This classic seder poem is not merely a reflection on Passover, but a model for true thanks.
Dayenu means “it would have been enough.” And not in a kvetchy/sarcastic way! Dayenu is a sincere expression of gratitude, of the Jewish people’s cup overfloweth.
It’s rare to hear people say, when commenting on a blessing in their lives, “It’s enough.” When it comes to goodness, we are greedy. We want an abundance of happiness, and sometimes think of it as our due.
But immediately after we tell of the exodus from Egypt in the Hagaddah, we break into a 15-stanza song proclaiming how it would have been enough just to be brought out from slavery in Egpyt, to get the Torah, to be gifted Shabbat, etc..
We all sing jubilantly and in unison, Dayenu – It is enough.
The writer Melody Beattie beautifully captures what Dayenu is really saying and what all deep gratitude looks like: “Gratitude unlocks the fullness of life. It turns what we have into enough, and more.”
We don’t realize how lucky we are until we speak our blessings in detail. Dayenu is not merely a reflection on Passover, but a template for true thanks.
What does it mean to have enough? When do you say dayenu in a grateful way in your life?
After every action of God, we stop and sing Dayenu. This alone would be enough for us to be thankful. That gives us pause for gratitude with each one.
If we only had this item we should feel thankful that we have enough and not always want more.
I want to say how truly grateful I am for the BAI community, our clergy and professional leaders. WE are a caring and supportive community.

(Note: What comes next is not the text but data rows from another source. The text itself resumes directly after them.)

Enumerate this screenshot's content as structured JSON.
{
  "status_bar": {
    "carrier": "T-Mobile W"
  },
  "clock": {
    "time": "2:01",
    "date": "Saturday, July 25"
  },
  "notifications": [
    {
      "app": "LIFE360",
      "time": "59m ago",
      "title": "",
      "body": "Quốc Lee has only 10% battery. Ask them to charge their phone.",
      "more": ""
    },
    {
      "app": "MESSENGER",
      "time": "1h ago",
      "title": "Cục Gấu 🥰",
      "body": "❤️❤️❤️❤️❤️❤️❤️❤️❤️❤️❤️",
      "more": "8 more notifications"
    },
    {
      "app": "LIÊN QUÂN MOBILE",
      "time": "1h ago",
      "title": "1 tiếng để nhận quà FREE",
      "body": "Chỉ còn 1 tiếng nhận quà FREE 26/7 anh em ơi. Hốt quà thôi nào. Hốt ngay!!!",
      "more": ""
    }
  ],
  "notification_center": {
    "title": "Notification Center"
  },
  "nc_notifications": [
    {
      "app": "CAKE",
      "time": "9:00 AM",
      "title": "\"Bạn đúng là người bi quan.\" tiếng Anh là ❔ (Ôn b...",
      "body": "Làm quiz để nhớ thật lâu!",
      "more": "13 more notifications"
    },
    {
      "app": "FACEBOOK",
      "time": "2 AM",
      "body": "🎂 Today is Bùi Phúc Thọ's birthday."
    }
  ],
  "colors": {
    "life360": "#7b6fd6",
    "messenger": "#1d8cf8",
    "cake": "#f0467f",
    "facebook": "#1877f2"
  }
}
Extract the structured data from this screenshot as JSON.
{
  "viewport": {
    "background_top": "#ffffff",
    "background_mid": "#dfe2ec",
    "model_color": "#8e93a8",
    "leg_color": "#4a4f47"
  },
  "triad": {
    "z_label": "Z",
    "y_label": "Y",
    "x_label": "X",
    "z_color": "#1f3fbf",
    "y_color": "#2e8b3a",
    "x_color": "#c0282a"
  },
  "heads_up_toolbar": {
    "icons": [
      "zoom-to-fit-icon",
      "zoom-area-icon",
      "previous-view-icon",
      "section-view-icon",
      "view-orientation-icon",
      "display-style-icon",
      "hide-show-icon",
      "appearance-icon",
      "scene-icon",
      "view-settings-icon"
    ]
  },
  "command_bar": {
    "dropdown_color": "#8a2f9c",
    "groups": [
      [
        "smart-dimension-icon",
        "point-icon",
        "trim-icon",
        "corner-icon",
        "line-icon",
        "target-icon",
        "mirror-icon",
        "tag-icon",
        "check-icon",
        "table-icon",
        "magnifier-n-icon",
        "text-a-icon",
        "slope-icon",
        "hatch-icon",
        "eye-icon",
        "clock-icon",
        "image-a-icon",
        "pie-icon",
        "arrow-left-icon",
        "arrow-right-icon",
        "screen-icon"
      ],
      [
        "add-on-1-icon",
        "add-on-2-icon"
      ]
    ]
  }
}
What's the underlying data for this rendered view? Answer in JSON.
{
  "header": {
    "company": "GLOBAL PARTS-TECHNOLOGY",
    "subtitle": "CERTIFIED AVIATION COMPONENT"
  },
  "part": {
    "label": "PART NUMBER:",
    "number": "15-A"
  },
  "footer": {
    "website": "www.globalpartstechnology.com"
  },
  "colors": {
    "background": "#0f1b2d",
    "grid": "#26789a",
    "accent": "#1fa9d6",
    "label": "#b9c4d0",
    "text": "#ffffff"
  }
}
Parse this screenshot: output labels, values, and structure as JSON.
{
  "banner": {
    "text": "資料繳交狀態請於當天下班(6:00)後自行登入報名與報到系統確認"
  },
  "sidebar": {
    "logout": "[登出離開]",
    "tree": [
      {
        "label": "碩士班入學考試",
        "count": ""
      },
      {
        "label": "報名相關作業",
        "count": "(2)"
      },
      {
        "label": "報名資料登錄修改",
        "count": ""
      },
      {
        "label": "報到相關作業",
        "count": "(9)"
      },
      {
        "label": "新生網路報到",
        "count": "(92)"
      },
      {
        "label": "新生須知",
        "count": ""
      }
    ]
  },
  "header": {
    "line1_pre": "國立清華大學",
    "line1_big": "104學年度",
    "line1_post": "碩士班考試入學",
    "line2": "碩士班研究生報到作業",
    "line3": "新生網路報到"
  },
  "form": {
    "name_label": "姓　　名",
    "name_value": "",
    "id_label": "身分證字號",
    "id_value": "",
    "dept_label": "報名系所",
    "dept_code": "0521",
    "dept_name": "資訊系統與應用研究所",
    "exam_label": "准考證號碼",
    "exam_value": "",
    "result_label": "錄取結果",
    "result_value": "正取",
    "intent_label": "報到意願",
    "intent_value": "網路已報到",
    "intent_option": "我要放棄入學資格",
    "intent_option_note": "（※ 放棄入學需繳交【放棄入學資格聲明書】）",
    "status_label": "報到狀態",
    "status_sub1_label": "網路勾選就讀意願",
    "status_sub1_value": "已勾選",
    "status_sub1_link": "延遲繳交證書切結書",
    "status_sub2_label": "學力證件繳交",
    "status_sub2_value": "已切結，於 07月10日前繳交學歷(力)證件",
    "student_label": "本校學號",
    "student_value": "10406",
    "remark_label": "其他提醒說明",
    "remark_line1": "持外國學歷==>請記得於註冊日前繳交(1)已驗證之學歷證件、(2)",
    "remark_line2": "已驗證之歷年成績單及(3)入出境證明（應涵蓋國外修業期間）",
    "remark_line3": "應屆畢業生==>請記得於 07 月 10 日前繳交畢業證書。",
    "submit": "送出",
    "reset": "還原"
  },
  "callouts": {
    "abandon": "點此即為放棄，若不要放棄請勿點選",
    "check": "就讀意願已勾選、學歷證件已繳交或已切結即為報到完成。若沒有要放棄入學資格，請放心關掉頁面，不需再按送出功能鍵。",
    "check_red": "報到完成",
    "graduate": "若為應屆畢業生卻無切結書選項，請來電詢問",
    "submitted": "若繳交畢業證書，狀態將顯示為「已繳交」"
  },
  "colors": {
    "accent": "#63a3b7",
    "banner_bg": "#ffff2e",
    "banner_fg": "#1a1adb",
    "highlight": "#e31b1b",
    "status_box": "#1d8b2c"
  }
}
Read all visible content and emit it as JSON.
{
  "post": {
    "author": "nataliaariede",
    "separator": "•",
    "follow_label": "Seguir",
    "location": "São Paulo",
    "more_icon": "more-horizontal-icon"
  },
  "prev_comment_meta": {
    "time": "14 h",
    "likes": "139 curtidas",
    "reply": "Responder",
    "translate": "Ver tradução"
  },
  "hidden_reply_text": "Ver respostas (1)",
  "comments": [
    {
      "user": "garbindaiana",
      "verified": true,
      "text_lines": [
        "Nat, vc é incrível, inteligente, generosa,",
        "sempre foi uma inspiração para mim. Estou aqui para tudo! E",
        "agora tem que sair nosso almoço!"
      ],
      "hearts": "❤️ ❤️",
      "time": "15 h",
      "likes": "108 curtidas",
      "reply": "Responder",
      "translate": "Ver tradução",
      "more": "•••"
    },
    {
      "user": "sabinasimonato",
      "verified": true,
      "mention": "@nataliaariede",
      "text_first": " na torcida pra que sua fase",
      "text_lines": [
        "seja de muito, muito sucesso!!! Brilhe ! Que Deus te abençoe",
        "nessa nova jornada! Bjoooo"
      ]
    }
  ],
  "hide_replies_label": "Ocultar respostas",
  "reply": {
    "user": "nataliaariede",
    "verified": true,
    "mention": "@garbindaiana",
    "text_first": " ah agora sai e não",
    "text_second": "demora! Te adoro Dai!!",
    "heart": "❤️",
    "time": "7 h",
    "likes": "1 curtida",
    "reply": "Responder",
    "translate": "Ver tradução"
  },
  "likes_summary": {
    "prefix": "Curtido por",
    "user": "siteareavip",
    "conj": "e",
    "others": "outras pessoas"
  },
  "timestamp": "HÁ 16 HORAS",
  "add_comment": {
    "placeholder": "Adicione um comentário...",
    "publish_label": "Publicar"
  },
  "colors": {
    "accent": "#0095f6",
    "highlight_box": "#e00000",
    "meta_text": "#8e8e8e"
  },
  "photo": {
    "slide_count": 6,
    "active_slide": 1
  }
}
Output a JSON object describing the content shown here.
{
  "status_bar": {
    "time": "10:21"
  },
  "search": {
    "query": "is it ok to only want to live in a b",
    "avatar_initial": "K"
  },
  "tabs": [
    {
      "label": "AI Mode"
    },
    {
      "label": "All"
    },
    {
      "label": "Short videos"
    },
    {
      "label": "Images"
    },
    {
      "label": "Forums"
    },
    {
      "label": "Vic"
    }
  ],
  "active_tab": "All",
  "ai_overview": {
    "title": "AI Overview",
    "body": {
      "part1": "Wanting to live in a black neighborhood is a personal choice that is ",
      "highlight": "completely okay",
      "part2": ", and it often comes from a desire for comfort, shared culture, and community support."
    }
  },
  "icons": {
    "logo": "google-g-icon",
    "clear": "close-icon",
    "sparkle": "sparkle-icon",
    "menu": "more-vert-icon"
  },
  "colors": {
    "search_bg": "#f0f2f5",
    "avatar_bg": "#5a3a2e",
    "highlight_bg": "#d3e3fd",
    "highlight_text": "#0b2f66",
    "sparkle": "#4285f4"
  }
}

Conclusion Imagine for a moment a thank-you note where instead of the usual clichés you had a note in the form of Dayenu, outlining several details of appreciation. Had the person done only one it would have been enough.
Now imagine receiving such a note — highly personal, thoughtful and unique. It might be the thank-you note you actually save.
Dayenu suggests this very formula when thanking God. It is our detailed thank-you note to God — not only for saving us from the terrors of Egypt, but for giving us the instruments and experiences to form a life of Jewish meaning. It’s a wonder that we don’t recite it every day. But at our seder tables, we might take a moment after this jubilant song to turn to those at the table and, in detail, describe how blessed we are in their presence.\
Ideas from ERICA BROWN, Erica Berowitz